Something may be sent but how can it get inside the WHILE loop? You must do something to the value of t inside the loop if you want to break out of it OR you must do something else which uses the command break; In your case you are using t (which never changes) for the control of WHILE and to trigger BREAK. Either do something to make t change or use some other basis for calling BREAK.

...R

Thanks Grumpy_Mike and Robin 2 for the insights.

To Robin,

Just curious wheter or not the lines in our old Arduino code can break out of the while loop. I set the loop breaks when t is not 1 (t != 1). IS that not enough? Apparently yes, it didnt break out once I applied it to my test. What do you think is the problem with these lines of code. Thanks again.

byte data1[2];
byte data2[2];
int f;
int t;


void setup()
{
  Serial.begin(115200);
  Serial1.begin(115200);
  while(!Serial);
}

void loop()
{
  
    if(Serial1.available()>0) {
      data1[0] = Serial1.read();
      data1[1] = Serial1.read();
      data2[0] = Serial1.read();
      data2[1] = Serial1.read();
   
      f = 256*data1[1] + data1[0];
      t = 256*data2[1] + data2[0];
      while (t == 1) {
            Serial.println(f);
            Serial.println(t);
            if(t!= 1){  [font=Verdana] %% when t is not equal to 1, it is supposed to break out of the while loop here.[/font]
              break;
            }
            delay(1000);
     }
    }
  
   delay(10);
 }

What do you think is the problem with these lines of code.

You are STILL reading data that has not arrived.

    if(Serial1.available()>0) {
      data1[0] = Serial1.read();
      data1[1] = Serial1.read();
      data2[0] = Serial1.read();
      data2[1] = Serial1.read();

Serial.available() will return 1 when the first byte arrives. That does NOT mean that it is OK read read 4 bytes.

33chen: Just curious wheter or not the lines in our old Arduino code can break out of the while loop. I set the loop breaks when t is not 1 (t != 1). IS that not enough?

I think your grey cells are on holidays - drag them back to work :) It can only get into the loop if t EQUALS 1 so how could it ever NOT EQUAL 1 when there is no code to change the value of t within the WHILE loop.

What do you think is the problem with these lines of code.
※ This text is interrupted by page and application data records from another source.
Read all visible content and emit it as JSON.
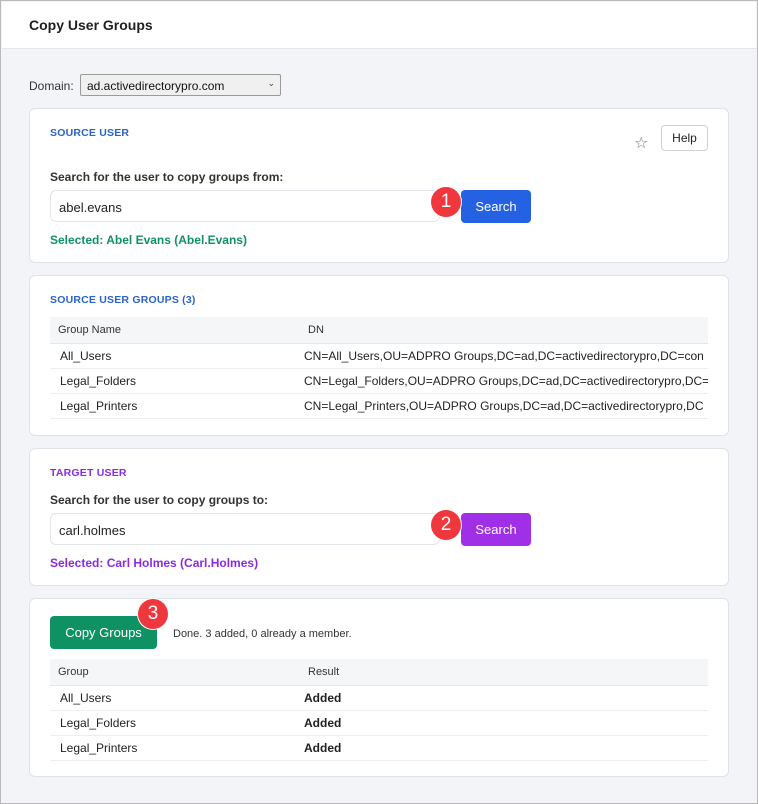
{
  "window": {
    "title": "Copy User Groups"
  },
  "domain": {
    "label": "Domain:",
    "value": "ad.activedirectorypro.com"
  },
  "source_user": {
    "section_title": "SOURCE USER",
    "help_label": "Help",
    "search_label": "Search for the user to copy groups from:",
    "search_value": "abel.evans",
    "search_button": "Search",
    "selected_text": "Selected: Abel Evans (Abel.Evans)",
    "step": "1"
  },
  "source_groups": {
    "section_title": "SOURCE USER GROUPS (3)",
    "columns": [
      "Group Name",
      "DN"
    ],
    "rows": [
      {
        "name": "All_Users",
        "dn": "CN=All_Users,OU=ADPRO Groups,DC=ad,DC=activedirectorypro,DC=con"
      },
      {
        "name": "Legal_Folders",
        "dn": "CN=Legal_Folders,OU=ADPRO Groups,DC=ad,DC=activedirectorypro,DC="
      },
      {
        "name": "Legal_Printers",
        "dn": "CN=Legal_Printers,OU=ADPRO Groups,DC=ad,DC=activedirectorypro,DC"
      }
    ]
  },
  "target_user": {
    "section_title": "TARGET USER",
    "search_label": "Search for the user to copy groups to:",
    "search_value": "carl.holmes",
    "search_button": "Search",
    "selected_text": "Selected: Carl Holmes (Carl.Holmes)",
    "step": "2"
  },
  "copy": {
    "button": "Copy Groups",
    "step": "3",
    "status": "Done. 3 added, 0 already a member.",
    "columns": [
      "Group",
      "Result"
    ],
    "rows": [
      {
        "group": "All_Users",
        "result": "Added"
      },
      {
        "group": "Legal_Folders",
        "result": "Added"
      },
      {
        "group": "Legal_Printers",
        "result": "Added"
      }
    ]
  },
  "colors": {
    "accent_blue": "#2462e3",
    "accent_purple": "#9f30e8",
    "accent_green": "#0e9163",
    "badge_red": "#f0373d"
  },
  "icons": {
    "favorite": "star-icon",
    "dropdown": "chevron-down-icon"
  }
}
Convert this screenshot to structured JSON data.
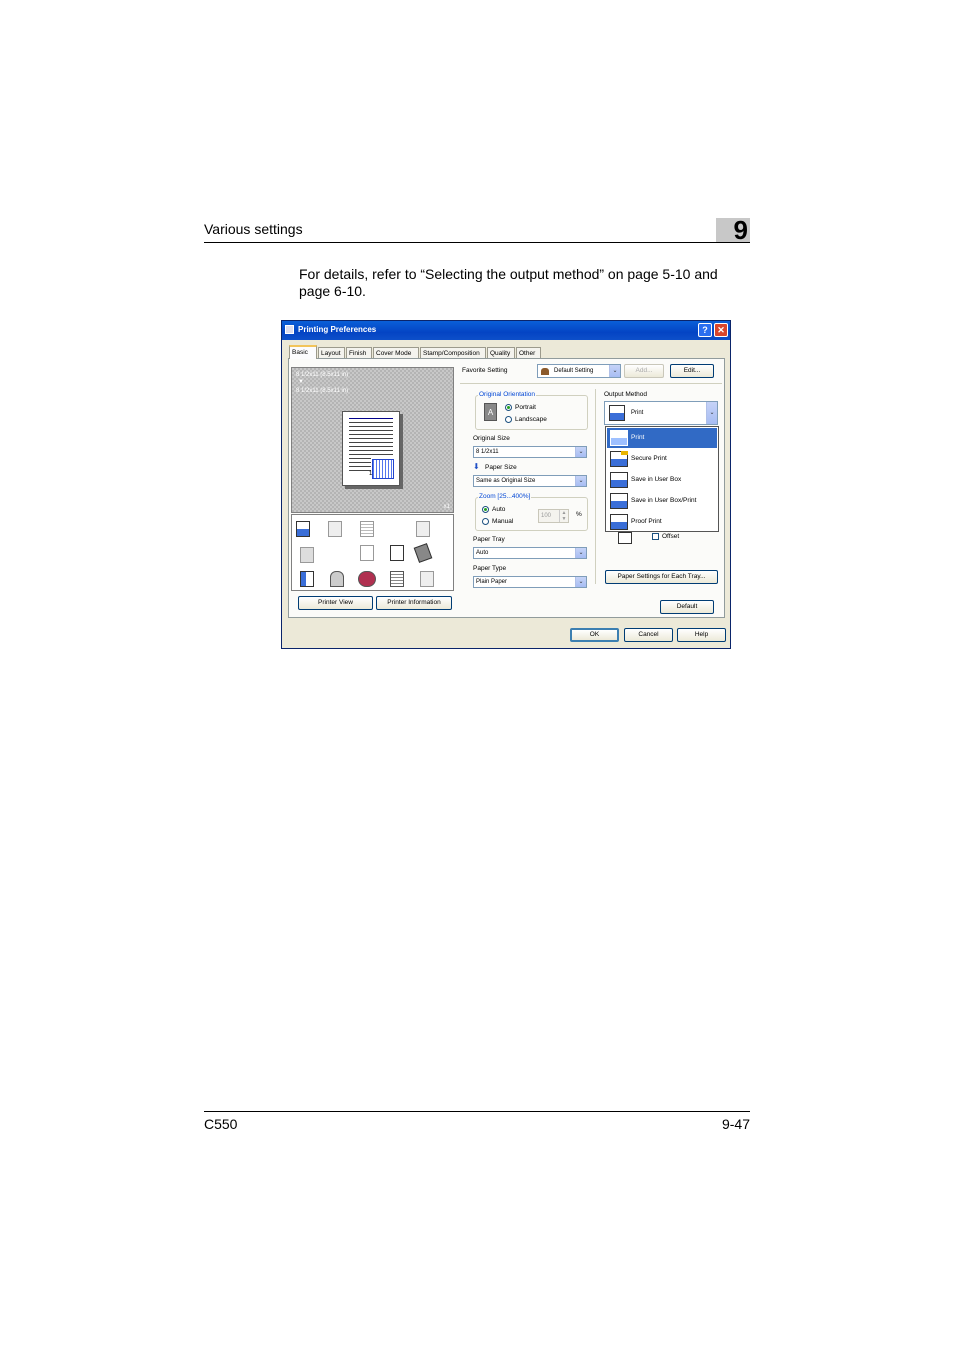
{
  "header": {
    "section_title": "Various settings",
    "chapter_number": "9"
  },
  "body_text": "For details, refer to “Selecting the output method” on page 5-10 and page 6-10.",
  "footer": {
    "model": "C550",
    "page": "9-47"
  },
  "dialog": {
    "title": "Printing Preferences",
    "help_button": "?",
    "close_button": "✕",
    "tabs": [
      "Basic",
      "Layout",
      "Finish",
      "Cover Mode",
      "Stamp/Composition",
      "Quality",
      "Other"
    ],
    "preview": {
      "line1": "8 1/2x11 (8.5x11 in)",
      "arrow": "▼",
      "line2": "8 1/2x11 (8.5x11 in)",
      "page_count": "x1",
      "page_number": "1"
    },
    "printer_view_button": "Printer View",
    "printer_information_button": "Printer Information",
    "favorite": {
      "label": "Favorite Setting",
      "value": "Default Setting",
      "add_button": "Add...",
      "edit_button": "Edit..."
    },
    "original_orientation": {
      "label": "Original Orientation",
      "portrait": "Portrait",
      "landscape": "Landscape",
      "selected": "Portrait",
      "icon_letter": "A"
    },
    "original_size": {
      "label": "Original Size",
      "value": "8 1/2x11"
    },
    "paper_size": {
      "label": "Paper Size",
      "value": "Same as Original Size"
    },
    "zoom": {
      "label": "Zoom [25...400%]",
      "auto": "Auto",
      "manual": "Manual",
      "value": "100",
      "unit": "%"
    },
    "paper_tray": {
      "label": "Paper Tray",
      "value": "Auto"
    },
    "paper_type": {
      "label": "Paper Type",
      "value": "Plain Paper"
    },
    "output_method": {
      "label": "Output Method",
      "value": "Print",
      "options": [
        "Print",
        "Secure Print",
        "Save in User Box",
        "Save in User Box/Print",
        "Proof Print"
      ],
      "selected_index": 0
    },
    "offset_label": "Offset",
    "paper_settings_button": "Paper Settings for Each Tray...",
    "default_button": "Default",
    "ok_button": "OK",
    "cancel_button": "Cancel",
    "help_bottom_button": "Help"
  }
}
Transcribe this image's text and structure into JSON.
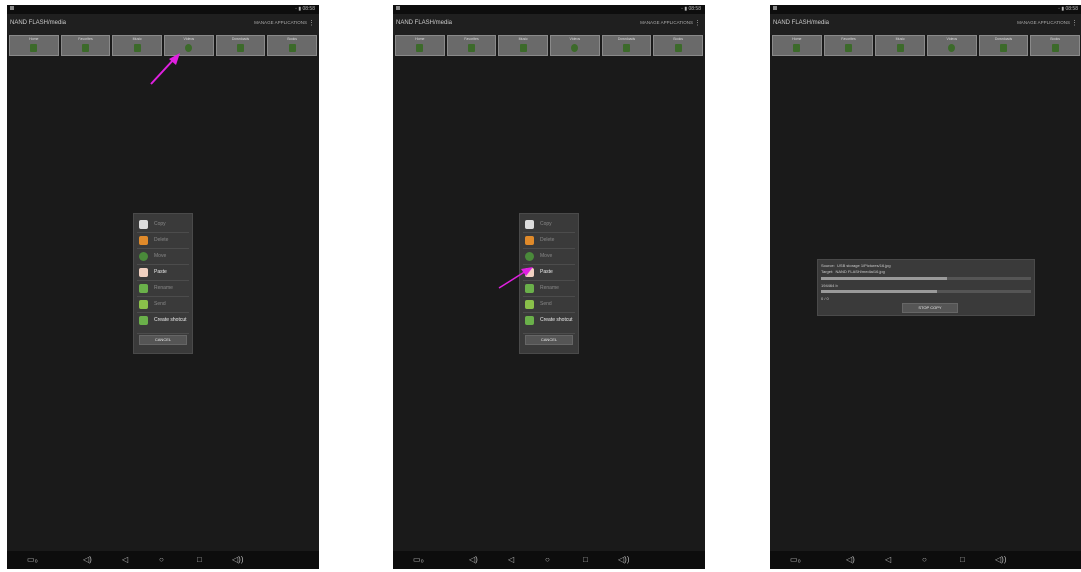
{
  "statusbar": {
    "icons": "◦ ▮ 08:58"
  },
  "actionbar": {
    "path": "NAND FLASH/media",
    "manage": "MANAGE APPLICATIONS",
    "more": "⋮"
  },
  "tabs": [
    "Home",
    "Favorites",
    "Music",
    "Videos",
    "Downloads",
    "Books"
  ],
  "tab_colors": {
    "bg": "#6a6a6a",
    "icon": "#3c6a2a"
  },
  "menu": {
    "items": [
      {
        "label": "Copy",
        "enabled": false,
        "icon": "copy-icon",
        "color": "#dddddd"
      },
      {
        "label": "Delete",
        "enabled": false,
        "icon": "delete-icon",
        "color": "#e08a2a"
      },
      {
        "label": "Move",
        "enabled": false,
        "icon": "move-icon",
        "color": "#4a8a3a"
      },
      {
        "label": "Paste",
        "enabled": true,
        "icon": "paste-icon",
        "color": "#f0d0c0"
      },
      {
        "label": "Rename",
        "enabled": false,
        "icon": "rename-icon",
        "color": "#6ab04a"
      },
      {
        "label": "Send",
        "enabled": false,
        "icon": "send-icon",
        "color": "#8ac04a"
      },
      {
        "label": "Create shotcut",
        "enabled": true,
        "icon": "pin-icon",
        "color": "#6ab04a"
      }
    ],
    "cancel": "CANCEL"
  },
  "copy_dialog": {
    "source_label": "Source:",
    "source_value": "USB storage 1/Pictures/16.jpg",
    "target_label": "Target:",
    "target_value": "NAND FLASH/media/16.jpg",
    "file_progress": 0.6,
    "size_label": "194464 b",
    "total_progress": 0.55,
    "count": "0 / 0",
    "stop_button": "STOP COPY"
  },
  "navbar": {
    "screenshot": "▭₀",
    "vol_down": "◁)",
    "back": "◁",
    "home": "○",
    "recents": "□",
    "vol_up": "◁))"
  },
  "annotation_color": "#e020e0"
}
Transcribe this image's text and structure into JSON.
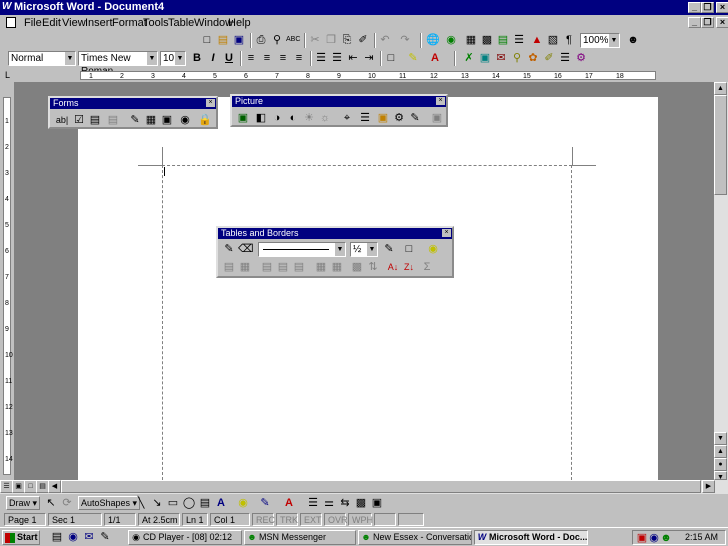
{
  "window": {
    "title": "Microsoft Word - Document4",
    "minimize": "_",
    "restore": "❐",
    "close": "×"
  },
  "menu": [
    "File",
    "Edit",
    "View",
    "Insert",
    "Format",
    "Tools",
    "Table",
    "Window",
    "Help"
  ],
  "formatting": {
    "style": "Normal",
    "font": "Times New Roman",
    "size": "10",
    "zoom": "100%"
  },
  "ruler_labels": [
    "1",
    "2",
    "3",
    "4",
    "5",
    "6",
    "7",
    "8",
    "9",
    "10",
    "11",
    "12",
    "13",
    "14",
    "15",
    "16",
    "17",
    "18"
  ],
  "vruler_labels": [
    "1",
    "2",
    "3",
    "4",
    "5",
    "6",
    "7",
    "8",
    "9",
    "10",
    "11",
    "12",
    "13",
    "14"
  ],
  "forms_toolbar": {
    "title": "Forms",
    "text_field": "ab|"
  },
  "picture_toolbar": {
    "title": "Picture"
  },
  "tables_toolbar": {
    "title": "Tables and Borders",
    "line_weight": "½"
  },
  "drawbar": {
    "draw": "Draw ▾",
    "autoshapes": "AutoShapes ▾"
  },
  "status": {
    "page": "Page 1",
    "sec": "Sec 1",
    "pos": "1/1",
    "at": "At 2.5cm",
    "ln": "Ln 1",
    "col": "Col 1",
    "rec": "REC",
    "trk": "TRK",
    "ext": "EXT",
    "ovr": "OVR",
    "wph": "WPH"
  },
  "taskbar": {
    "start": "Start",
    "tasks": [
      "CD Player - [08] 02:12",
      "MSN Messenger",
      "New Essex - Conversation",
      "Microsoft Word - Doc..."
    ],
    "clock": "2:15 AM"
  },
  "colors": {
    "titlebar": "#000080",
    "face": "#c0c0c0",
    "docbg": "#808080"
  }
}
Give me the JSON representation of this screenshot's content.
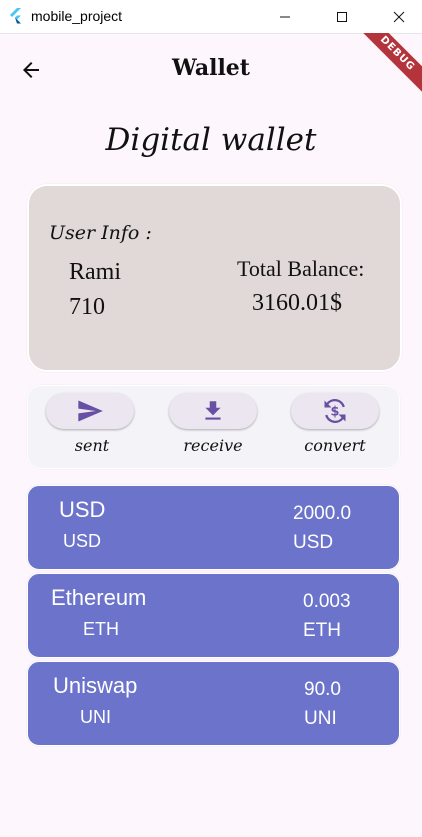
{
  "window": {
    "title": "mobile_project"
  },
  "debug_banner": "DEBUG",
  "appbar": {
    "title": "Wallet"
  },
  "heading": "Digital wallet",
  "user_card": {
    "label": "User Info :",
    "name": "Rami",
    "id": "710",
    "total_label": "Total Balance:",
    "total_value": "3160.01$"
  },
  "actions": [
    {
      "label": "sent",
      "icon": "send-icon"
    },
    {
      "label": "receive",
      "icon": "download-icon"
    },
    {
      "label": "convert",
      "icon": "currency-exchange-icon"
    }
  ],
  "currencies": [
    {
      "name": "USD",
      "code": "USD",
      "amount": "2000.0",
      "unit": "USD"
    },
    {
      "name": "Ethereum",
      "code": "ETH",
      "amount": "0.003",
      "unit": "ETH"
    },
    {
      "name": "Uniswap",
      "code": "UNI",
      "amount": "90.0",
      "unit": "UNI"
    }
  ],
  "colors": {
    "background": "#fdf7fd",
    "user_card": "#e1d8d8",
    "currency_card": "#6b73cb",
    "icon_accent": "#6750a4",
    "debug_ribbon": "#b3353b"
  }
}
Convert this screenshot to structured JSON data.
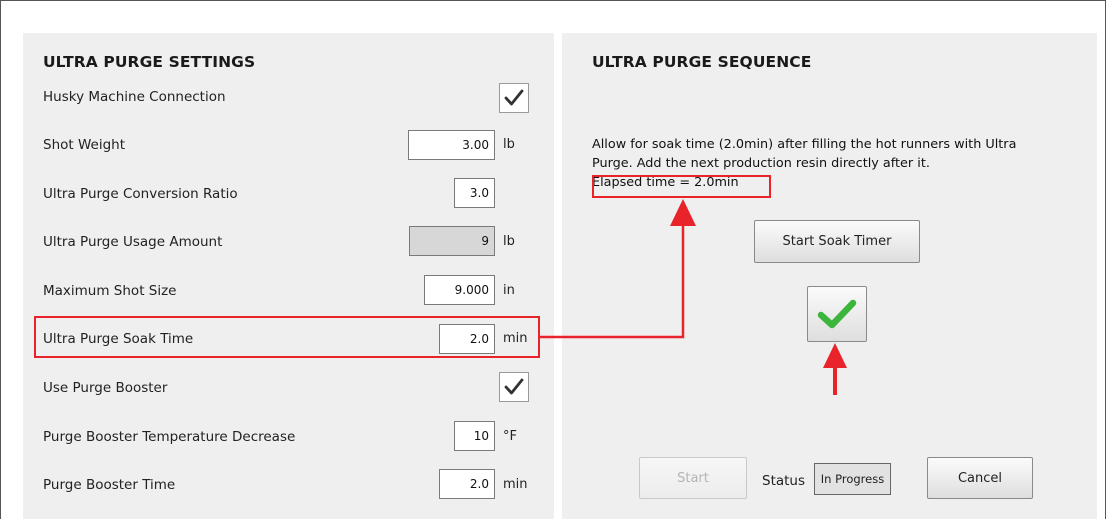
{
  "settings": {
    "title": "ULTRA PURGE SETTINGS",
    "rows": [
      {
        "label": "Husky Machine Connection",
        "checked": true
      },
      {
        "label": "Shot Weight",
        "value": "3.00",
        "unit": "lb"
      },
      {
        "label": "Ultra Purge Conversion Ratio",
        "value": "3.0"
      },
      {
        "label": "Ultra Purge Usage Amount",
        "value": "9",
        "unit": "lb",
        "readonly": true
      },
      {
        "label": "Maximum Shot Size",
        "value": "9.000",
        "unit": "in"
      },
      {
        "label": "Ultra Purge Soak Time",
        "value": "2.0",
        "unit": "min",
        "highlighted": true
      },
      {
        "label": "Use Purge Booster",
        "checked": true
      },
      {
        "label": "Purge Booster Temperature Decrease",
        "value": "10",
        "unit": "°F"
      },
      {
        "label": "Purge Booster Time",
        "value": "2.0",
        "unit": "min"
      }
    ]
  },
  "sequence": {
    "title": "ULTRA PURGE SEQUENCE",
    "instruction_line1": "Allow for soak time (2.0min) after filling the hot runners with Ultra",
    "instruction_line2": "Purge. Add the next production resin directly after it.",
    "elapsed": "Elapsed time = 2.0min",
    "start_soak_timer_label": "Start Soak Timer",
    "soak_complete_icon": "green-checkmark-icon",
    "start_label": "Start",
    "status_label": "Status",
    "status_value": "In Progress",
    "cancel_label": "Cancel"
  },
  "colors": {
    "highlight": "#e8242a",
    "panel_bg": "#efefef",
    "check_green": "#3cb53c"
  }
}
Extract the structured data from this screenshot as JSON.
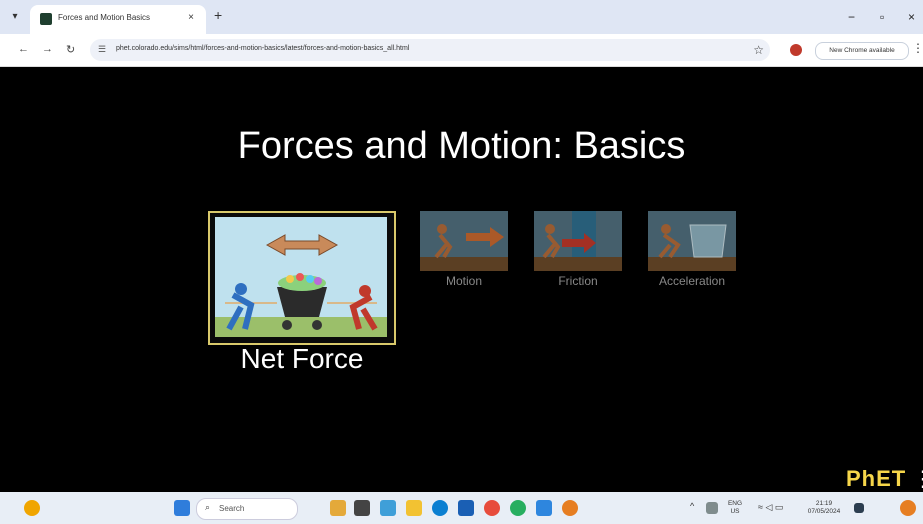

Thanks again.

See above. See the same advice in earlier posts.

...R